This last point is a classic example of political sophistry. Willetts' claims the headline figures ignore the subsides available to poorer students, and that we should look at the average fee. Yet he knows full well that students don't pay 'the average' - they either get an assisted place or not. The vast majority will pay between £8500 and £9,000.
The most irritating thing about Willetts is that his slippery logic is so unnecessary. Everyone understands we have some difficult funding choices to make. I would prefer us to hold university fees and make sacrifices elsewhere - but I recognise it's possible and entirely logical to take a different view based on different preferences. What I can't stand is the desperate attempts to present a tough choice as something other than what it is.
Why can't Willetts' just tell the plain truth - that the Government believes increased fees are a financial necessity (not a fairer system); that unfortunately, student debts will be a significantly greater burden on graduates (not lesser because repayments start a little later in life); and that the rapid adoption of maximum fees by most universities is disappointing (not mitigated by putative averages).

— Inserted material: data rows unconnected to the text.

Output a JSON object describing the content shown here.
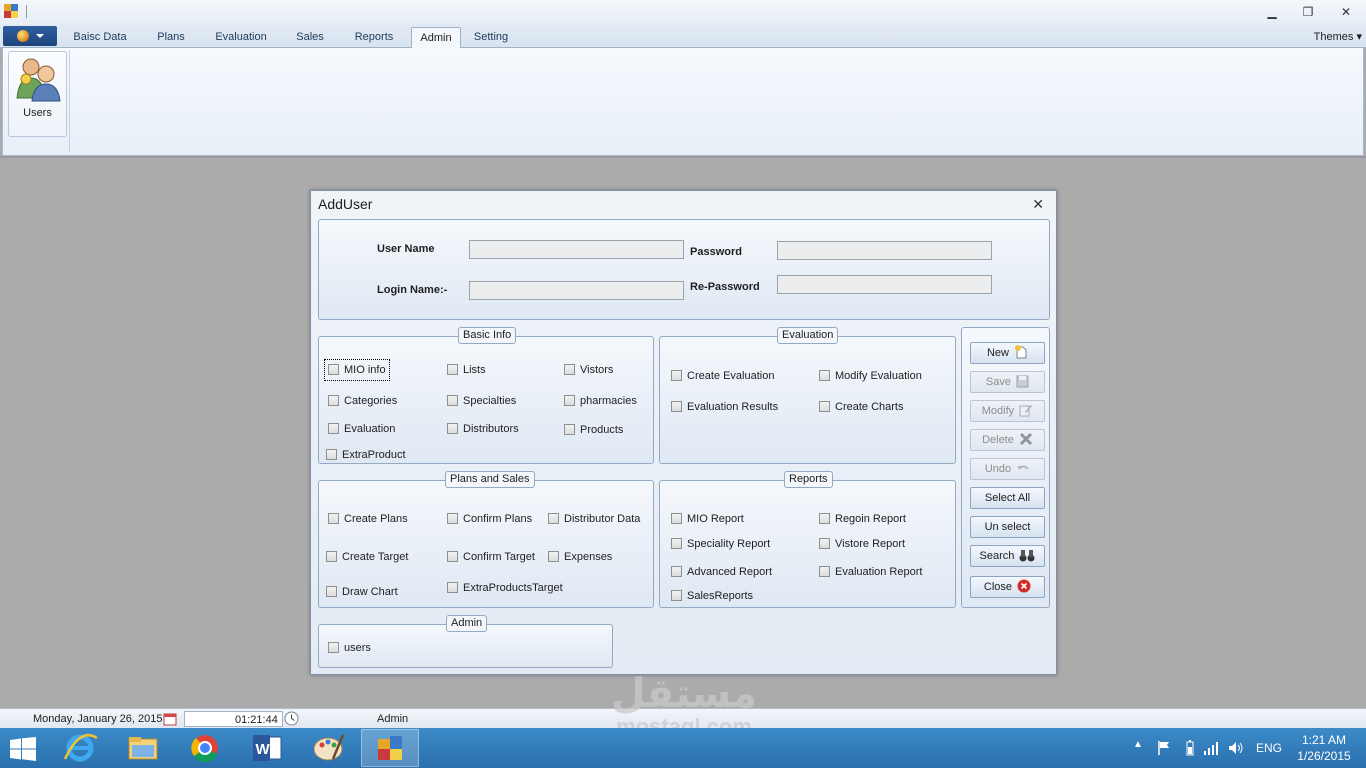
{
  "window": {
    "minimize_glyph": "▁",
    "restore_glyph": "❐",
    "close_glyph": "✕"
  },
  "ribbon": {
    "tabs": [
      "Baisc Data",
      "Plans",
      "Evaluation",
      "Sales",
      "Reports",
      "Admin",
      "Setting"
    ],
    "active_tab": "Admin",
    "themes_label": "Themes ▾",
    "group_button": {
      "label": "Users",
      "icon": "users-icon"
    }
  },
  "dialog": {
    "title": "AddUser",
    "close_glyph": "✕",
    "credentials": {
      "user_name_label": "User Name",
      "password_label": "Password",
      "login_name_label": "Login Name:-",
      "re_password_label": "Re-Password",
      "user_name_value": "",
      "password_value": "",
      "login_name_value": "",
      "re_password_value": ""
    },
    "groups": {
      "basic_info": {
        "title": "Basic Info",
        "items": [
          "MIO info",
          "Lists",
          "Vistors",
          "Categories",
          "Specialties",
          "pharmacies",
          "Evaluation",
          "Distributors",
          "Products",
          "ExtraProduct"
        ]
      },
      "evaluation": {
        "title": "Evaluation",
        "items": [
          "Create Evaluation",
          "Modify Evaluation",
          "Evaluation Results",
          "Create Charts"
        ]
      },
      "plans_and_sales": {
        "title": "Plans and Sales",
        "items": [
          "Create Plans",
          "Confirm Plans",
          "Distributor Data",
          "Create Target",
          "Confirm Target",
          "Expenses",
          "Draw Chart",
          "ExtraProductsTarget"
        ]
      },
      "reports": {
        "title": "Reports",
        "items": [
          "MIO Report",
          "Regoin Report",
          "Speciality Report",
          "Vistore Report",
          "Advanced Report",
          "Evaluation Report",
          "SalesReports"
        ]
      },
      "admin": {
        "title": "Admin",
        "items": [
          "users"
        ]
      }
    },
    "buttons": {
      "new": "New",
      "save": "Save",
      "modify": "Modify",
      "delete": "Delete",
      "undo": "Undo",
      "select_all": "Select All",
      "unselect": "Un select",
      "search": "Search",
      "close": "Close"
    }
  },
  "status_bar": {
    "date": "Monday, January 26, 2015",
    "time": "01:21:44",
    "user_label": "Admin"
  },
  "watermark": {
    "arabic": "مستقل",
    "latin": "mostaql.com"
  },
  "taskbar": {
    "apps": [
      "internet-explorer-icon",
      "file-explorer-icon",
      "chrome-icon",
      "word-icon",
      "paint-icon",
      "app-window-icon"
    ],
    "language": "ENG",
    "clock_time": "1:21 AM",
    "clock_date": "1/26/2015"
  },
  "colors": {
    "taskbar": "#2a6fae",
    "workspace": "#ababab",
    "dialog": "#e4ebf4"
  }
}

The answer of course is politics - and the ridiculous nature of our soundbite democracy that doesn't allow for debate based on agreed facts, declared preferences and logical analysis. Instead, after 350 years of parliament we've become so used to the obfuscating nonsense of people like Willetts that we regard it as the norm.
How refreshing then to hear Jamie Whyte on Radio Four's More or Less today.

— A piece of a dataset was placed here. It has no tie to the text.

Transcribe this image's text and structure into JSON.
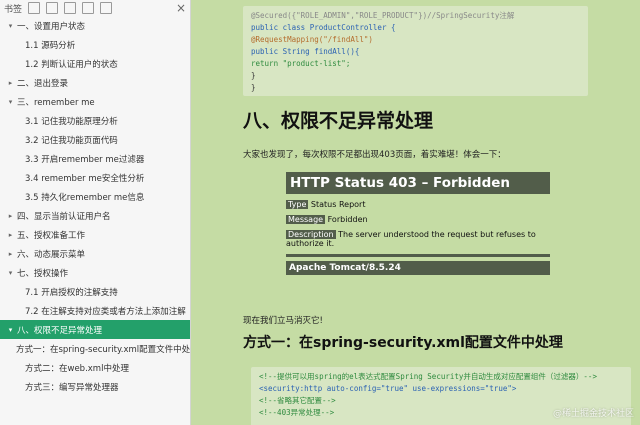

Whyte is the antithesis of Willetts: a liberal philosopher, rigorously logical, open to different views, and prepared to tackle those that are so ingrained we take them for granted. His book, Bad Thoughts - a guide to clear thinking, is to my mind, a great example of how philosophic thinking can be applied to modern issues. In it, he tackles themes as varied as the Holy Trinity, anorexia and banking profits - but its underlying theme is the need to question, to face facts and respond to them in a consistent way.
Typical of Whyte, he was today arguing against a canon of modern politics - that progressive taxation (the richer you are, the higher percentage you should pay) is a good and fair thing. I don't wholly agree with his position on tax, though much of what he said is highly persuasive and showed deep flaws in our accepted approach. But I do admire his willingness to question the herd, to declare his sources, to explain his reasoning and ensure the facts that support it are sound.
It was probably a forlorn hope - but I did wish that Willetts was listening too.